* **DIRECTIONS FOR THIS TASK**
If a line in the data below contains "Acceptance", copy it.

Top of EXERCISE INPUTS

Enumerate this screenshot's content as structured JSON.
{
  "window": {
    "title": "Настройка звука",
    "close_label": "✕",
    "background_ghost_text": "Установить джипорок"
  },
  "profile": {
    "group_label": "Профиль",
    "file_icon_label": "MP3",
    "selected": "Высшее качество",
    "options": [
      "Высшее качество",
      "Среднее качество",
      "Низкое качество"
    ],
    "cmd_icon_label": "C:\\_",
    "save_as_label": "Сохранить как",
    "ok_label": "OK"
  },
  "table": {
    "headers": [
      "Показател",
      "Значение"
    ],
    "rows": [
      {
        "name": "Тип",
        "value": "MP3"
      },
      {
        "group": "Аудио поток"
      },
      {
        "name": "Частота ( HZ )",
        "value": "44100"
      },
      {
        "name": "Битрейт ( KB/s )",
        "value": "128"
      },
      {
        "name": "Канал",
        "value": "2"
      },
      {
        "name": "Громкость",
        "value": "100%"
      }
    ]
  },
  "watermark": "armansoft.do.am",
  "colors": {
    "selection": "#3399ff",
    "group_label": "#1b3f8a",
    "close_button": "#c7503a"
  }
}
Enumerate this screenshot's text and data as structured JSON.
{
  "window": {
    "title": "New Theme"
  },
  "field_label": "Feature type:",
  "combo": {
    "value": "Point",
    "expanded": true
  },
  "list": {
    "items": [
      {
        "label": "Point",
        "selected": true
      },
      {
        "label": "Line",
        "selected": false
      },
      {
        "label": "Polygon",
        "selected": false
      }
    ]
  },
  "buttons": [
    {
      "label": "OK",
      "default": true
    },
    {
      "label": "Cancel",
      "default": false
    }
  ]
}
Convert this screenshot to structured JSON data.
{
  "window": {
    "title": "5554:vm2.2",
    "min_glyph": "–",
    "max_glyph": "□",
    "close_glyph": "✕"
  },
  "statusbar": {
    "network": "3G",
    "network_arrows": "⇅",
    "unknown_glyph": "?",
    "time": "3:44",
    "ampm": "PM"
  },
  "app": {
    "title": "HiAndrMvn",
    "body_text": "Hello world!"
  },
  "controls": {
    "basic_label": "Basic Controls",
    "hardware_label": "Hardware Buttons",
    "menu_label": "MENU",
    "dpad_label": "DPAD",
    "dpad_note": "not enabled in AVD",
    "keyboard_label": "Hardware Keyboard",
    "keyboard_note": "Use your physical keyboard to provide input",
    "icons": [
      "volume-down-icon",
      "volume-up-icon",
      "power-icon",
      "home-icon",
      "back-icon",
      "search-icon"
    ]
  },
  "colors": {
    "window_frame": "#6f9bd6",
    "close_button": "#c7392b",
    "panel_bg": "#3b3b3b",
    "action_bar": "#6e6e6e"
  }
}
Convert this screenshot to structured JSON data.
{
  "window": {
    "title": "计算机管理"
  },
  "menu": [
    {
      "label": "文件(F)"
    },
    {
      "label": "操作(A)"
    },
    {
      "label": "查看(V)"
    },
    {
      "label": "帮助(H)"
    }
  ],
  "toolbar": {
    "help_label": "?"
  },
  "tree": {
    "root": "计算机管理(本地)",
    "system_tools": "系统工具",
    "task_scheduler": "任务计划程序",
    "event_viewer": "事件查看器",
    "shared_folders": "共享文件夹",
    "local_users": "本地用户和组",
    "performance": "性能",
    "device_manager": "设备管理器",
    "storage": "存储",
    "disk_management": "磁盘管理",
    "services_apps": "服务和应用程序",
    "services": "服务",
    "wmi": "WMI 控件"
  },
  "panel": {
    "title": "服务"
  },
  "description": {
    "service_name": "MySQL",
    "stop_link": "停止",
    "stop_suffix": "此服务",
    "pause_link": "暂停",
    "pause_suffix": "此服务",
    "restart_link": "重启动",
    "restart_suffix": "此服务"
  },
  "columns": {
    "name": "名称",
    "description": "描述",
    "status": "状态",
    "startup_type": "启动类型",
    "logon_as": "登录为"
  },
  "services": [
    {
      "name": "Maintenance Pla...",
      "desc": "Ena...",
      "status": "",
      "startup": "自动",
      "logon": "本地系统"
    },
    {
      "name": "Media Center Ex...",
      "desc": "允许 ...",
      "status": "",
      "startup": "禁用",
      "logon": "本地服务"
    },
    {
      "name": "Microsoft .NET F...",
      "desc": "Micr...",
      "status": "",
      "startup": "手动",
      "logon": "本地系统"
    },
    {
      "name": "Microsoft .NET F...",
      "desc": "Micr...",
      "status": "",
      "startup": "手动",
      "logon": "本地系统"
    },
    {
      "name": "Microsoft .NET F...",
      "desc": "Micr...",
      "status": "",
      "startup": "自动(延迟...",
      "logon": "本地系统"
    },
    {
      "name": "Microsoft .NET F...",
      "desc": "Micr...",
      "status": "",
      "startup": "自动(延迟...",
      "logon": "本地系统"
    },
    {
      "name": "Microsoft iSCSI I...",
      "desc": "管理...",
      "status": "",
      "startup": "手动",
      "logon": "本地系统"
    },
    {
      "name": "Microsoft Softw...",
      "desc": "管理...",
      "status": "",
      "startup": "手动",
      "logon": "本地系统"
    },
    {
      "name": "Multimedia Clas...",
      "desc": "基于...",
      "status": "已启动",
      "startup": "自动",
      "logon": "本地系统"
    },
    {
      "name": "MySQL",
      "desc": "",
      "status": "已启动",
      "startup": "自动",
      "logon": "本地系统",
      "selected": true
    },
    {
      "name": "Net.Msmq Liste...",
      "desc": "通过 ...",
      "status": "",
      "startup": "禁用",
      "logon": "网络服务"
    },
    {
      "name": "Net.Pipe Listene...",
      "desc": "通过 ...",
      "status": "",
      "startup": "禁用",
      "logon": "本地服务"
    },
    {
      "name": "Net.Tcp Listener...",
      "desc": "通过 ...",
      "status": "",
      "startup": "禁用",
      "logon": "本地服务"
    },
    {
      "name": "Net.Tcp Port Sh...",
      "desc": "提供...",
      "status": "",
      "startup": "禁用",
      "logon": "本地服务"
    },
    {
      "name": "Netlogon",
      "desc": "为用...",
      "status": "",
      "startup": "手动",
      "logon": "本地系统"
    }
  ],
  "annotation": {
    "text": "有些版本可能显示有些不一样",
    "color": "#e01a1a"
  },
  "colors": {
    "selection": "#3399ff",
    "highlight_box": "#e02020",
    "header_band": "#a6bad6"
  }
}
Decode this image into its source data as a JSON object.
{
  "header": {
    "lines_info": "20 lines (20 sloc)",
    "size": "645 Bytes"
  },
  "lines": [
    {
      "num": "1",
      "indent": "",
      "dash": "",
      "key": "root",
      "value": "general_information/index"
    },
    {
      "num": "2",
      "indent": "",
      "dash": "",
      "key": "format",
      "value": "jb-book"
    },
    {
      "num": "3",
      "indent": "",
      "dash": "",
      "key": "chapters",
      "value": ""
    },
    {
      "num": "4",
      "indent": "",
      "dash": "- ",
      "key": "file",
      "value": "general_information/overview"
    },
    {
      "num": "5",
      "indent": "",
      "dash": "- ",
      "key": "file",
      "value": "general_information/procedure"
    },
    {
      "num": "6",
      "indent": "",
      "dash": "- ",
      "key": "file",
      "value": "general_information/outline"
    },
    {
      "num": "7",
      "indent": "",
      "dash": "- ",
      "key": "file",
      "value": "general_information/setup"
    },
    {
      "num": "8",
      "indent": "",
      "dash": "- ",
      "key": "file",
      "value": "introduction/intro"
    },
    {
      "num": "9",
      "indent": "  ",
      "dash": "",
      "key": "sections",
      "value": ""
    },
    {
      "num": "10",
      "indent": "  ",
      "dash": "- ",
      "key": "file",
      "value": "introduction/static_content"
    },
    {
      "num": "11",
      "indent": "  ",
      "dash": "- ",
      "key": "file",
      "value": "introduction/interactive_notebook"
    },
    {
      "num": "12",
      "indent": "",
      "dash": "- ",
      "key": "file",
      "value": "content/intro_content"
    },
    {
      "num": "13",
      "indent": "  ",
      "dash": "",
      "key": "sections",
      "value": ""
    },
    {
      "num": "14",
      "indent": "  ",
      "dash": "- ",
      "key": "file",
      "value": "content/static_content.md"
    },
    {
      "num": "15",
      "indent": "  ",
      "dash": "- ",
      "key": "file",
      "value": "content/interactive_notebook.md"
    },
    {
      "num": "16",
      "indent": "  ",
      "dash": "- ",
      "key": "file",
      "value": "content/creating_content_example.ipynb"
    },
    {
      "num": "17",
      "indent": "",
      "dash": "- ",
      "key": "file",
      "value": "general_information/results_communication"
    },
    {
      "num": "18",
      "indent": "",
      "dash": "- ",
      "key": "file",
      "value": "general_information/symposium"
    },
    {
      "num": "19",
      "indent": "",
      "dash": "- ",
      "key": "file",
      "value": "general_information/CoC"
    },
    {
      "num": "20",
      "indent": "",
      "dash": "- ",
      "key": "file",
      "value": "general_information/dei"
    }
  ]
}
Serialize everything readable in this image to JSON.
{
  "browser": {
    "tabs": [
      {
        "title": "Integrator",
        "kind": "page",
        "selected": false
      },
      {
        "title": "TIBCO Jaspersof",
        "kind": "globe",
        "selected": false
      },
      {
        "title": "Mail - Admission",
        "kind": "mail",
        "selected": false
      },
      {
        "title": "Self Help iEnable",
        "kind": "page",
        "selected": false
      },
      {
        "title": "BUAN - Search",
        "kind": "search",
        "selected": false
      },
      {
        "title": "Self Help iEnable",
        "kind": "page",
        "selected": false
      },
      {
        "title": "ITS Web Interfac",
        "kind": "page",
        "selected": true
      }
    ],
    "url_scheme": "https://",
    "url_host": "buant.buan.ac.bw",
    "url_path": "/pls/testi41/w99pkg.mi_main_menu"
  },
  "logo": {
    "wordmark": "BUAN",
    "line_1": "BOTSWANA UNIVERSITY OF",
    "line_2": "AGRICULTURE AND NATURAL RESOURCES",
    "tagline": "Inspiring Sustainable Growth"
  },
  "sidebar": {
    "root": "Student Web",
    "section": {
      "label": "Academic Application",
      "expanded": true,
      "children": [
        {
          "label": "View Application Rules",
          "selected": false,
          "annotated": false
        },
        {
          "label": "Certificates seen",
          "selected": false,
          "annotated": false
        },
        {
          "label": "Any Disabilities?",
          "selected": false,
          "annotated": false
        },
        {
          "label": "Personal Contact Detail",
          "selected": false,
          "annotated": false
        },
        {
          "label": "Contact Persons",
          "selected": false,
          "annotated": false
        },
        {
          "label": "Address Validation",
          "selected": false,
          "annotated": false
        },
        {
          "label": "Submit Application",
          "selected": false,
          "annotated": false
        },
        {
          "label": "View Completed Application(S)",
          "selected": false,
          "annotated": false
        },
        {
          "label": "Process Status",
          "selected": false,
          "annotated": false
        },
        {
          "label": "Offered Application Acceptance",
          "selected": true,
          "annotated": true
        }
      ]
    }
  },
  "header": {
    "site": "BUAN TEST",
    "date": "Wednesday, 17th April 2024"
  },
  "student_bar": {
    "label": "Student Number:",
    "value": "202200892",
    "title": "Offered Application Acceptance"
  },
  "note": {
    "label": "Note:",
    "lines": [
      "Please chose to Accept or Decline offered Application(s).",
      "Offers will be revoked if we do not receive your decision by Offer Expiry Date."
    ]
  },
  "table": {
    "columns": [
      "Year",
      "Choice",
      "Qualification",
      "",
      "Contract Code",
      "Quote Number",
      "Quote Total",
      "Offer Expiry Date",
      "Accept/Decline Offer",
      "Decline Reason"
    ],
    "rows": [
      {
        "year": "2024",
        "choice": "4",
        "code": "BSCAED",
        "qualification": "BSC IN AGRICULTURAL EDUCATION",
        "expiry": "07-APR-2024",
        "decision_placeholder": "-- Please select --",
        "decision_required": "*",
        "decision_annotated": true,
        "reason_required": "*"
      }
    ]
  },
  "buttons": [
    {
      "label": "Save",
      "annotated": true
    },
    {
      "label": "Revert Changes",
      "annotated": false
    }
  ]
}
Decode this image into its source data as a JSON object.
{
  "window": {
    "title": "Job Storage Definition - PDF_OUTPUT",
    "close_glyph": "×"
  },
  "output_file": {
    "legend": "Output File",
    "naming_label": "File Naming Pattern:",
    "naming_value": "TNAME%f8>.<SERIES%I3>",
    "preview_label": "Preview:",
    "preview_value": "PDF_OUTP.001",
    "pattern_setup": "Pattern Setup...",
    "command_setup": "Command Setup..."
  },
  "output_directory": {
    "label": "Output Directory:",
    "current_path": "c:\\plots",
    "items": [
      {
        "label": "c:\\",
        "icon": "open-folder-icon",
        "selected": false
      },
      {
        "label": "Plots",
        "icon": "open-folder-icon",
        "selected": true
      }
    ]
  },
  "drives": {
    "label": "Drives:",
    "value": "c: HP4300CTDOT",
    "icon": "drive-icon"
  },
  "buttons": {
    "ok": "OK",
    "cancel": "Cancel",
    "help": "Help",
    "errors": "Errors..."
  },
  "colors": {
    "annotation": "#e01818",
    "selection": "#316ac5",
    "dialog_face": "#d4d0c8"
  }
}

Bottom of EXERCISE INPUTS

* **EXPECTED OUTPUT**
          "label": "Offered Application Acceptance",
    "title": "Offered Application Acceptance"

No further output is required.